What you are asked to do – Retype the data below verbatim; pictures do not belong in the copy.

Records provided –
------------

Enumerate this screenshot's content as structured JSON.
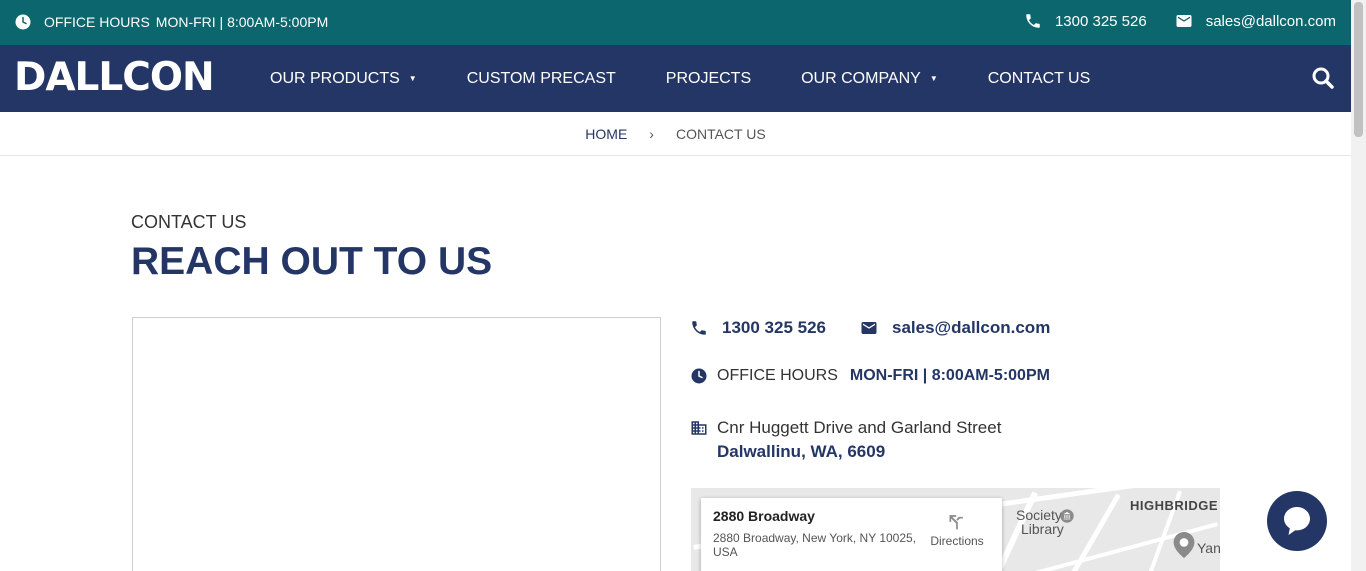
{
  "topbar": {
    "hours_label": "OFFICE HOURS",
    "hours_value": "MON-FRI | 8:00AM-5:00PM",
    "phone": "1300 325 526",
    "email": "sales@dallcon.com"
  },
  "navbar": {
    "logo": "DALLCON",
    "items": [
      {
        "label": "OUR PRODUCTS",
        "has_dropdown": true
      },
      {
        "label": "CUSTOM PRECAST",
        "has_dropdown": false
      },
      {
        "label": "PROJECTS",
        "has_dropdown": false
      },
      {
        "label": "OUR COMPANY",
        "has_dropdown": true
      },
      {
        "label": "CONTACT US",
        "has_dropdown": false
      }
    ]
  },
  "breadcrumb": {
    "home": "HOME",
    "separator": "›",
    "current": "CONTACT US"
  },
  "heading": {
    "eyebrow": "CONTACT US",
    "title": "REACH OUT TO US"
  },
  "contact": {
    "phone": "1300 325 526",
    "email": "sales@dallcon.com",
    "hours_label": "OFFICE HOURS",
    "hours_value": "MON-FRI | 8:00AM-5:00PM",
    "address_line1": "Cnr Huggett Drive and Garland Street",
    "address_line2": "Dalwallinu, WA, 6609"
  },
  "map": {
    "place_name": "2880 Broadway",
    "place_address": "2880 Broadway, New York, NY 10025, USA",
    "directions_label": "Directions",
    "area_label": "HIGHBRIDGE",
    "poi_label": "Yan",
    "society_label": "Society",
    "library_label": "Library"
  },
  "colors": {
    "topbar_bg": "#0b666e",
    "navbar_bg": "#243665",
    "accent": "#243665"
  }
}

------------

Answer area –
Enumerate this screenshot's content as structured JSON.
{
  "topbar": {
    "hours_label": "OFFICE HOURS",
    "hours_value": "MON-FRI | 8:00AM-5:00PM",
    "phone": "1300 325 526",
    "email": "sales@dallcon.com"
  },
  "navbar": {
    "logo": "DALLCON",
    "items": [
      {
        "label": "OUR PRODUCTS",
        "has_dropdown": true
      },
      {
        "label": "CUSTOM PRECAST",
        "has_dropdown": false
      },
      {
        "label": "PROJECTS",
        "has_dropdown": false
      },
      {
        "label": "OUR COMPANY",
        "has_dropdown": true
      },
      {
        "label": "CONTACT US",
        "has_dropdown": false
      }
    ]
  },
  "breadcrumb": {
    "home": "HOME",
    "separator": "›",
    "current": "CONTACT US"
  },
  "heading": {
    "eyebrow": "CONTACT US",
    "title": "REACH OUT TO US"
  },
  "contact": {
    "phone": "1300 325 526",
    "email": "sales@dallcon.com",
    "hours_label": "OFFICE HOURS",
    "hours_value": "MON-FRI | 8:00AM-5:00PM",
    "address_line1": "Cnr Huggett Drive and Garland Street",
    "address_line2": "Dalwallinu, WA, 6609"
  },
  "map": {
    "place_name": "2880 Broadway",
    "place_address": "2880 Broadway, New York, NY 10025, USA",
    "directions_label": "Directions",
    "area_label": "HIGHBRIDGE",
    "poi_label": "Yan",
    "society_label": "Society",
    "library_label": "Library"
  },
  "colors": {
    "topbar_bg": "#0b666e",
    "navbar_bg": "#243665",
    "accent": "#243665"
  }
}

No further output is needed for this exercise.